This week G showed up alone, and she told me that Ed had gotten a job - cleaning, at night - so he wouldn't be coming to class anymore. She was clearly distraught, and she opened up to me, in her broken English, saying that she was afraid that her brother would keep working, and never learn English, and follow the track of her life. She said that he had the education, and was smart, and if he just stuck with his classes, he'd be able to avoid what she was going through; he'd be able to get a job as a bilingual computer teacher. She said that she only makes $10 an hour (and for as long as she doesn't know English, that's as much as she'll make), and that gives her a little over a $1,000 a month, and rent is $800. Her daughter, who has a daughter, is 23 and has two more semesters of college...she said that her daughter has to finish college, that it was the most important thing that she could ever do for her life.

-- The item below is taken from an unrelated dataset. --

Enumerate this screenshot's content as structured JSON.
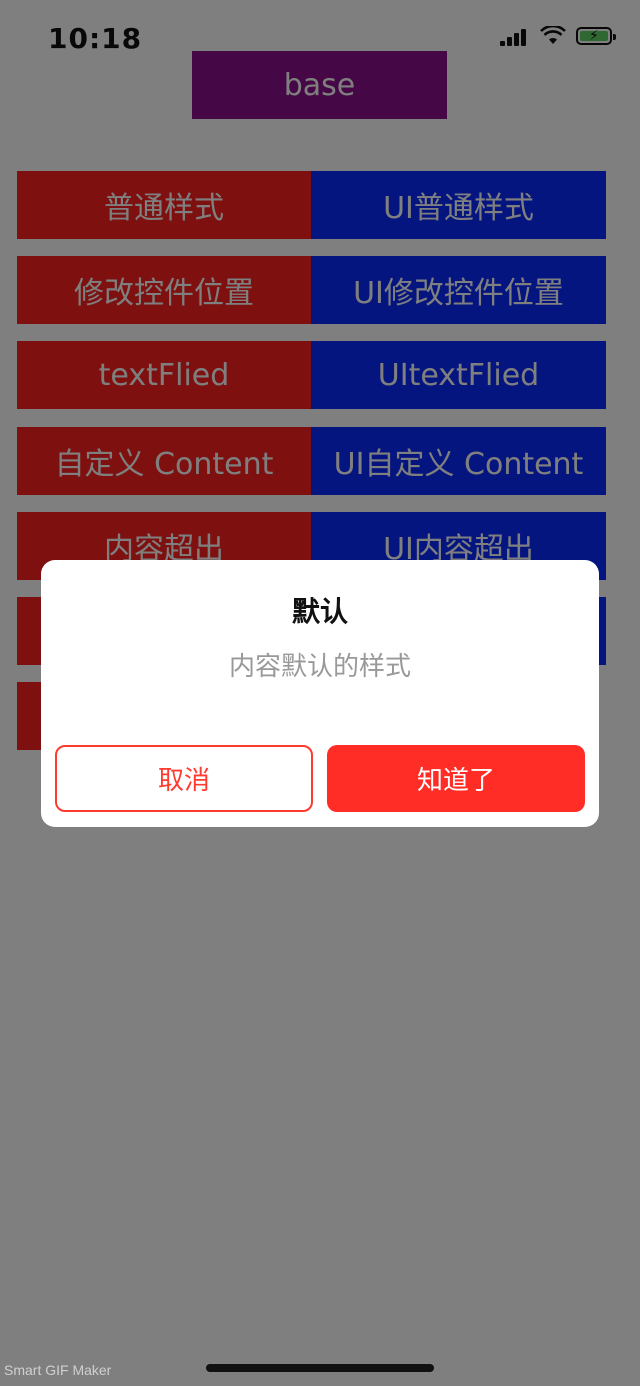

I don't know what it was that made G sign up for these classes, but I really hope and pray that it gives her the tools to chase and attain her still-living, still-possible American dream.

My old roommate ran a program for high school aged hispanic kids and she'd have all this information on their parents and it never failed to amaze me how they'd make it for families of four, five, six on such a low income.

There are many opportunities to learn English as you obviously know, but they have to take them.

I hope it works out for both G and Ed.
I used to give lessons as well and once they got good enough (this group was japanese) I brought over some tapes of friends and we were able to discuss the episode- it was fun!!!
I really do hape they make it- knowledge is power- so power to them and keep up the good work!!!
It's sad that people struggle in life do to language barriers... however, I find it even more sad that they're forced to migrate from their home country because they have no chance for the "sueno Americano" there.
Meg, we misssssssss you! Blog for us again! Please....?
where did you go?
Post a Comment

<< Home

This page is powered by Blogger. Isn't yours?